Ostensibly, the actual owner of this property is a baptist fellowship. They purchased it in 1999 and shortly thereafter began lobbying to get it rezoned. The pastor of that fellowship, and the only representative of that fellowship I have seen or heard from in the four years that I’ve been involved, did get up and speak this time. He basically said all our arguments were lies and fear-mongering to selfishly protect our view and our appeals are the reason for the enormous cost to the City. There is some truth to the cost issue, but it’s a little like observing that the father is in jail for beating his wife and it is the kid’s fault for calling the police. Certainly, had a shopping center gone in on this property, it would have left the City scarred and crippled for many years. The pastor also said that the reason no one other than him among the Baptist community had shown up to support the rezone—at least in the last four years—is because they are too busy building orphanages in the mountains of Honduras (no, really, that is what he said). I spoke with someone afterward who seemed to know some members of his congregation, and this person’s take was that none of them had ever showed up because they were sick of the whole affair. I do have to say that the pastor and his son, a former City Councilman (now, political consultant) worked very hard and skilfully over many years to engineer a political window of opportunity for the rezone. I think that window is now closed. Hallelujah!

My Post East Monroe Rezone Reset

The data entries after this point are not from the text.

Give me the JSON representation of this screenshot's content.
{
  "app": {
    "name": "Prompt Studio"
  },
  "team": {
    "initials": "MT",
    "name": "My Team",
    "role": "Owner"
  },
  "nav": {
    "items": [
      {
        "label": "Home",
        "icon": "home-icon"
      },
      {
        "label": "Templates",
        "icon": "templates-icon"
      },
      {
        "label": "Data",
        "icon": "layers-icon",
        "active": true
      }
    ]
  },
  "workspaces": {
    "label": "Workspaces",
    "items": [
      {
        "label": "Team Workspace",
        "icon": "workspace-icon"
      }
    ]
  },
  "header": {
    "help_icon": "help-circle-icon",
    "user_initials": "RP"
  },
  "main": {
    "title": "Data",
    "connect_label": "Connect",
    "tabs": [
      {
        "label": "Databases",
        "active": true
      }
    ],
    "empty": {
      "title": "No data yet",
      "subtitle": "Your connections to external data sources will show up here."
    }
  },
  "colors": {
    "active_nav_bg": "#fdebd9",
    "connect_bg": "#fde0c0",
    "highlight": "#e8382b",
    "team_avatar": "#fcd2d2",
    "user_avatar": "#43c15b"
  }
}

Hmmm, seems I haven’t posted for quite a long while. I’ve been distracted. For the past four years, I have been involved along with some of my neighbors in fighting the City of Monroe’s effort to rezone the property below me from Limited Open Space to General Commercial. This rezone would allow for a big box shopping center to intrude upon the landscape pictured in the accompanying photographs. In our 2012 appeal, the City’s hearings examiner sided with us. For 2013, the City hired a new hearings examiner who sided with them. This year, navigating the State appeals process with the Growth Management Hearings Board has consumed much of my time and energy. I was up 40 hours straight preparing the 25-page pre-hearing brief to submit before the deadline ( I don’t recommend this for anyone over 60). I really could not have done it without professor Katie, my editor who, with considerable effort, kept me from exceedingly “clever” exposition that no one but myself would understand. The actual hearing was July 17, but we don’t receive the verdict until August 26. I have to believe that commercial development on an old oxbow of the Skykomish River, situated in /100 yr floodplain, would strike anyone without a vested interest as insane—so I am feeling optimistic. At any rate, I am done with it! I can get back to more creative endeavors. Yay!!!!